*** Opening MATERIAL PROVIDED ***

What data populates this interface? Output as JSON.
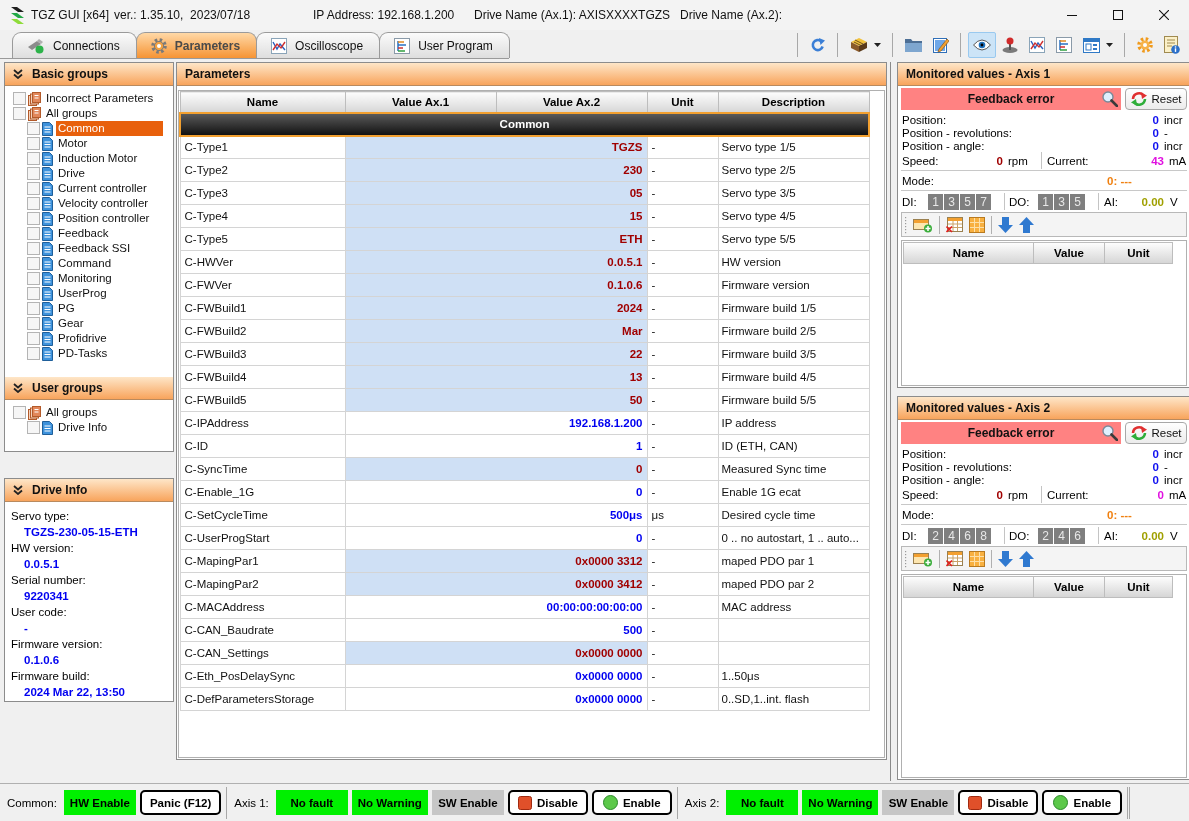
{
  "window": {
    "title": "TGZ GUI [x64]",
    "version": "ver.: 1.35.10,  2023/07/18",
    "ip_address": "IP Address: 192.168.1.200",
    "drive_name_ax1": "Drive Name (Ax.1): AXISXXXXTGZS",
    "drive_name_ax2": "Drive Name (Ax.2):"
  },
  "tabs": [
    {
      "label": "Connections",
      "selected": false
    },
    {
      "label": "Parameters",
      "selected": true
    },
    {
      "label": "Oscilloscope",
      "selected": false
    },
    {
      "label": "User Program",
      "selected": false
    }
  ],
  "toolbar": [
    {
      "selected": false
    },
    {
      "selected": false
    },
    {
      "selected": false
    },
    {
      "selected": false
    },
    {
      "selected": true
    },
    {
      "selected": false
    },
    {
      "selected": false
    },
    {
      "selected": false
    },
    {
      "selected": false
    },
    {
      "selected": false
    },
    {
      "selected": false
    }
  ],
  "sidebar": {
    "basic_groups": {
      "title": "Basic groups",
      "items": [
        {
          "label": "Incorrect Parameters",
          "checked": false,
          "selected": false
        },
        {
          "label": "All groups",
          "checked": false,
          "selected": false,
          "children": [
            {
              "label": "Common",
              "checked": false,
              "selected": true
            },
            {
              "label": "Motor",
              "checked": false,
              "selected": false
            },
            {
              "label": "Induction Motor",
              "checked": false,
              "selected": false
            },
            {
              "label": "Drive",
              "checked": false,
              "selected": false
            },
            {
              "label": "Current controller",
              "checked": false,
              "selected": false
            },
            {
              "label": "Velocity controller",
              "checked": false,
              "selected": false
            },
            {
              "label": "Position controller",
              "checked": false,
              "selected": false
            },
            {
              "label": "Feedback",
              "checked": false,
              "selected": false
            },
            {
              "label": "Feedback SSI",
              "checked": false,
              "selected": false
            },
            {
              "label": "Command",
              "checked": false,
              "selected": false
            },
            {
              "label": "Monitoring",
              "checked": false,
              "selected": false
            },
            {
              "label": "UserProg",
              "checked": false,
              "selected": false
            },
            {
              "label": "PG",
              "checked": false,
              "selected": false
            },
            {
              "label": "Gear",
              "checked": false,
              "selected": false
            },
            {
              "label": "Profidrive",
              "checked": false,
              "selected": false
            },
            {
              "label": "PD-Tasks",
              "checked": false,
              "selected": false
            }
          ]
        }
      ]
    },
    "user_groups": {
      "title": "User groups",
      "items": [
        {
          "label": "All groups",
          "checked": false,
          "selected": false,
          "children": [
            {
              "label": "Drive Info",
              "checked": false,
              "selected": false
            }
          ]
        }
      ]
    }
  },
  "drive_info": {
    "title": "Drive Info",
    "fields": [
      {
        "label": "Servo type:",
        "value": "TGZS-230-05-15-ETH"
      },
      {
        "label": "HW version:",
        "value": "0.0.5.1"
      },
      {
        "label": "Serial number:",
        "value": "9220341"
      },
      {
        "label": "User code:",
        "value": "-"
      },
      {
        "label": "Firmware version:",
        "value": "0.1.0.6"
      },
      {
        "label": "Firmware build:",
        "value": "2024 Mar 22, 13:50"
      }
    ]
  },
  "parameters": {
    "title": "Parameters",
    "columns": [
      "Name",
      "Value Ax.1",
      "Value Ax.2",
      "Unit",
      "Description"
    ],
    "group": "Common",
    "rows": [
      {
        "name": "C-Type1",
        "value_ax1": "TGZS",
        "unit": "-",
        "description": "Servo type 1/5",
        "read_only": true
      },
      {
        "name": "C-Type2",
        "value_ax1": "230",
        "unit": "-",
        "description": "Servo type 2/5",
        "read_only": true
      },
      {
        "name": "C-Type3",
        "value_ax1": "05",
        "unit": "-",
        "description": "Servo type 3/5",
        "read_only": true
      },
      {
        "name": "C-Type4",
        "value_ax1": "15",
        "unit": "-",
        "description": "Servo type 4/5",
        "read_only": true
      },
      {
        "name": "C-Type5",
        "value_ax1": "ETH",
        "unit": "-",
        "description": "Servo type 5/5",
        "read_only": true
      },
      {
        "name": "C-HWVer",
        "value_ax1": "0.0.5.1",
        "unit": "-",
        "description": "HW version",
        "read_only": true
      },
      {
        "name": "C-FWVer",
        "value_ax1": "0.1.0.6",
        "unit": "-",
        "description": "Firmware version",
        "read_only": true
      },
      {
        "name": "C-FWBuild1",
        "value_ax1": "2024",
        "unit": "-",
        "description": "Firmware build 1/5",
        "read_only": true
      },
      {
        "name": "C-FWBuild2",
        "value_ax1": "Mar",
        "unit": "-",
        "description": "Firmware build 2/5",
        "read_only": true
      },
      {
        "name": "C-FWBuild3",
        "value_ax1": "22",
        "unit": "-",
        "description": "Firmware build 3/5",
        "read_only": true
      },
      {
        "name": "C-FWBuild4",
        "value_ax1": "13",
        "unit": "-",
        "description": "Firmware build 4/5",
        "read_only": true
      },
      {
        "name": "C-FWBuild5",
        "value_ax1": "50",
        "unit": "-",
        "description": "Firmware build 5/5",
        "read_only": true
      },
      {
        "name": "C-IPAddress",
        "value_ax1": "192.168.1.200",
        "unit": "-",
        "description": "IP address",
        "read_only": false
      },
      {
        "name": "C-ID",
        "value_ax1": "1",
        "unit": "-",
        "description": "ID (ETH, CAN)",
        "read_only": false
      },
      {
        "name": "C-SyncTime",
        "value_ax1": "0",
        "unit": "-",
        "description": "Measured Sync time",
        "read_only": true
      },
      {
        "name": "C-Enable_1G",
        "value_ax1": "0",
        "unit": "-",
        "description": "Enable 1G ecat",
        "read_only": false
      },
      {
        "name": "C-SetCycleTime",
        "value_ax1": "500μs",
        "unit": "μs",
        "description": "Desired cycle time",
        "read_only": false
      },
      {
        "name": "C-UserProgStart",
        "value_ax1": "0",
        "unit": "-",
        "description": "0 .. no autostart, 1 .. auto...",
        "read_only": false
      },
      {
        "name": "C-MapingPar1",
        "value_ax1": "0x0000 3312",
        "unit": "-",
        "description": "maped PDO par 1",
        "read_only": true
      },
      {
        "name": "C-MapingPar2",
        "value_ax1": "0x0000 3412",
        "unit": "-",
        "description": "maped PDO par 2",
        "read_only": true
      },
      {
        "name": "C-MACAddress",
        "value_ax1": "00:00:00:00:00:00",
        "unit": "-",
        "description": "MAC address",
        "read_only": false
      },
      {
        "name": "C-CAN_Baudrate",
        "value_ax1": "500",
        "unit": "-",
        "read_only": false
      },
      {
        "name": "C-CAN_Settings",
        "value_ax1": "0x0000 0000",
        "unit": "-",
        "read_only": true
      },
      {
        "name": "C-Eth_PosDelaySync",
        "value_ax1": "0x0000 0000",
        "unit": "-",
        "description": "1..50μs",
        "read_only": false
      },
      {
        "name": "C-DefParametersStorage",
        "value_ax1": "0x0000 0000",
        "unit": "-",
        "description": "0..SD,1..int. flash",
        "read_only": false
      }
    ]
  },
  "monitors": [
    {
      "title": "Monitored values - Axis 1",
      "status": "Feedback error",
      "reset": "Reset",
      "readings": [
        {
          "label": "Position:",
          "value": "0",
          "unit": "incr"
        },
        {
          "label": "Position - revolutions:",
          "value": "0",
          "unit": "-"
        },
        {
          "label": "Position - angle:",
          "value": "0",
          "unit": "incr"
        }
      ],
      "speed": {
        "label": "Speed:",
        "value": "0",
        "unit": "rpm"
      },
      "current": {
        "label": "Current:",
        "value": "43",
        "unit": "mA"
      },
      "mode": {
        "label": "Mode:",
        "value": "0: ---"
      },
      "di": {
        "label": "DI:",
        "bits": [
          "1",
          "3",
          "5",
          "7"
        ]
      },
      "do": {
        "label": "DO:",
        "bits": [
          "1",
          "3",
          "5"
        ]
      },
      "ai": {
        "label": "AI:",
        "value": "0.00",
        "unit": "V"
      },
      "columns": [
        "Name",
        "Value",
        "Unit"
      ]
    },
    {
      "title": "Monitored values - Axis 2",
      "status": "Feedback error",
      "reset": "Reset",
      "readings": [
        {
          "label": "Position:",
          "value": "0",
          "unit": "incr"
        },
        {
          "label": "Position - revolutions:",
          "value": "0",
          "unit": "-"
        },
        {
          "label": "Position - angle:",
          "value": "0",
          "unit": "incr"
        }
      ],
      "speed": {
        "label": "Speed:",
        "value": "0",
        "unit": "rpm"
      },
      "current": {
        "label": "Current:",
        "value": "0",
        "unit": "mA"
      },
      "mode": {
        "label": "Mode:",
        "value": "0: ---"
      },
      "di": {
        "label": "DI:",
        "bits": [
          "2",
          "4",
          "6",
          "8"
        ]
      },
      "do": {
        "label": "DO:",
        "bits": [
          "2",
          "4",
          "6"
        ]
      },
      "ai": {
        "label": "AI:",
        "value": "0.00",
        "unit": "V"
      },
      "columns": [
        "Name",
        "Value",
        "Unit"
      ]
    }
  ],
  "status_bar": {
    "sections": [
      {
        "label": "Common:",
        "items": [
          {
            "kind": "indicator",
            "label": "HW Enable",
            "on": true
          },
          {
            "kind": "button",
            "label": "Panic (F12)"
          }
        ]
      },
      {
        "label": "Axis 1:",
        "items": [
          {
            "kind": "indicator",
            "label": "No fault",
            "on": true
          },
          {
            "kind": "indicator",
            "label": "No Warning",
            "on": true
          },
          {
            "kind": "indicator",
            "label": "SW Enable",
            "on": false
          },
          {
            "kind": "stop",
            "label": "Disable"
          },
          {
            "kind": "go",
            "label": "Enable"
          }
        ]
      },
      {
        "label": "Axis 2:",
        "items": [
          {
            "kind": "indicator",
            "label": "No fault",
            "on": true
          },
          {
            "kind": "indicator",
            "label": "No Warning",
            "on": true
          },
          {
            "kind": "indicator",
            "label": "SW Enable",
            "on": false
          },
          {
            "kind": "stop",
            "label": "Disable"
          },
          {
            "kind": "go",
            "label": "Enable"
          }
        ]
      }
    ]
  }
}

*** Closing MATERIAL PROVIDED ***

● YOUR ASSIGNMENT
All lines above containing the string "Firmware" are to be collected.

● ANSWER SECTION
        "label": "Firmware version:",
        "label": "Firmware build:",
        "description": "Firmware version",
        "description": "Firmware build 1/5",
        "description": "Firmware build 2/5",
        "description": "Firmware build 3/5",
        "description": "Firmware build 4/5",
        "description": "Firmware build 5/5",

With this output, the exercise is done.